FAMILIES claim they have been “ignored and abandoned” by wider support services when their children are groomed by county lines gangs, a new report has found.
This includes many middle-class parents who report being passed around from service to service when seeking help for their children.
The report from the Commission on Young Lives led by former children’s commissioner Anne Longfield says parents have struggled to get the support they needed when they found burner phones, unexplained amounts of cash or knives in children’s bedrooms.
Some teenagers “suddenly start behaving very differently, spending a lot of time with an unknown group of friends, or long and unpredictable periods of time away from home,” it says.
The report said that since launching the Commission, a number of middle-class families had been in contact to say they had experienced a “lack of meaningful intervention or support when their child has become involved in county lines or serious violence”.
It said this echoed the experiences of black and minority ethnic parents who were “acutely” affected by these issues.
The report also noted that there are particular risk points during childhood for pupils to become involved in county lines, such as the move from a small primary school to a larger secondary school where pupils can “fall through the gaps”.
“For some children it is during their pre-teen and teenage years when difficulties became very serious, putting them at risk of harm,” it says.
Families told the Commission that they felt they did not know who to turn to for support and that even when they did access help when their child was clearly in danger “this often fell short of what was needed to stop problems escalating”.
One parent described how their child and family was left without support while the teenager suffered increasingly serious harm.
The boy was referred for a St Giles charity support programme only when he was admitted to hospital with multiple life-threatening stab wounds.
Parents also reported facing extremely difficult choices, such as whether to walk teenage children to and from school and supervise the rest of their time at home, knowing this would mean giving up their job, or reducing the time they had available for younger children.
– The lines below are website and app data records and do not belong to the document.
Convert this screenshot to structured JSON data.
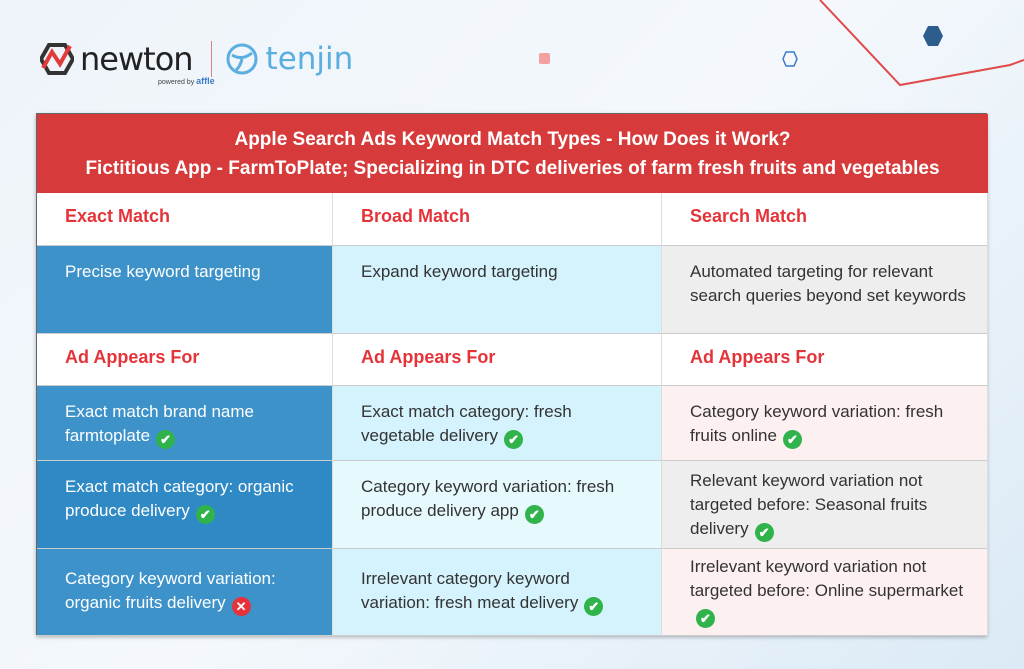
{
  "logos": {
    "newton": "newton",
    "powered_by": "powered by",
    "affle": "affle",
    "tenjin": "tenjin"
  },
  "header": {
    "title": "Apple Search Ads Keyword Match Types - How Does it Work?",
    "subtitle": "Fictitious App - FarmToPlate; Specializing in DTC deliveries of farm fresh fruits and vegetables"
  },
  "columns": [
    "Exact Match",
    "Broad Match",
    "Search Match"
  ],
  "descriptions": [
    "Precise keyword targeting",
    "Expand keyword targeting",
    "Automated targeting for relevant search queries beyond set keywords"
  ],
  "section_label": "Ad Appears For",
  "rows": [
    [
      {
        "text": "Exact match brand name farmtoplate",
        "status": "check"
      },
      {
        "text": "Exact match category: fresh vegetable delivery",
        "status": "check"
      },
      {
        "text": "Category keyword variation: fresh fruits online",
        "status": "check"
      }
    ],
    [
      {
        "text": "Exact match category: organic produce delivery",
        "status": "check"
      },
      {
        "text": "Category keyword variation: fresh produce delivery app",
        "status": "check"
      },
      {
        "text": "Relevant keyword variation not targeted before: Seasonal fruits delivery",
        "status": "check"
      }
    ],
    [
      {
        "text": "Category keyword variation: organic fruits delivery",
        "status": "cross"
      },
      {
        "text": "Irrelevant category keyword variation: fresh meat delivery",
        "status": "check"
      },
      {
        "text": "Irrelevant keyword variation not targeted before: Online supermarket",
        "status": "check"
      }
    ]
  ],
  "colors": {
    "header": "#d73a3a",
    "label": "#e4343a",
    "exact": "#3d93c9",
    "broad": "#d4f3fc",
    "search_gray": "#eeeeee",
    "search_pink": "#fdf0f0",
    "check": "#2fb34a",
    "cross": "#e8323a"
  }
}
The report highlights how children from a wider range of backgrounds are being impacted by county lines grooming compared with 10 years ago, although families under financial pressure are under more strain, with overcrowded conditions driving tensions between teenagers and their parents and creating a desire to be away from home.
It adds that the dismantling of the Sure Start programme was a “huge, historic mistake” that “proved to be a false economy”, while the current plan for Government Family Hubs was not ambitious enough.
It calls on the government to “commit to a new partnership with families that gives them access to services that are known to make a difference in safeguarding teenagers from serious violence, county lines, gangs and exploitation”.
The report recommends that there are new legal duties for local agencies to provide early support, with a specific strategy in place for black and minority ethnic children.
The government should roll out Family Hubs in all disadvantaged areas with a longer-term aim to extend coverage to the 3,000 communities that previously had access to a Sure Start centre, it said.
Anne Longfield, Chair of the Commission on Young Lives, said: “The conveyor belt of vulnerable children available to county lines, gangs and abusers will continue to roll on while families are left without help beyond a blizzard of bureaucracy and assessment forms, and where they feel services are being done to them rather than with them.
“I am increasingly struck by the number of middle-class parents who are discovering what many disadvantaged families have known for years: organised criminals have a ruthless business model, and the decade-long breakdown in help and support, combined with the impact of Covid, is exposing their teenage children to serious violence and exploitation.”
“They don’t know where to turn to when it happens and feel abandoned and ignored.”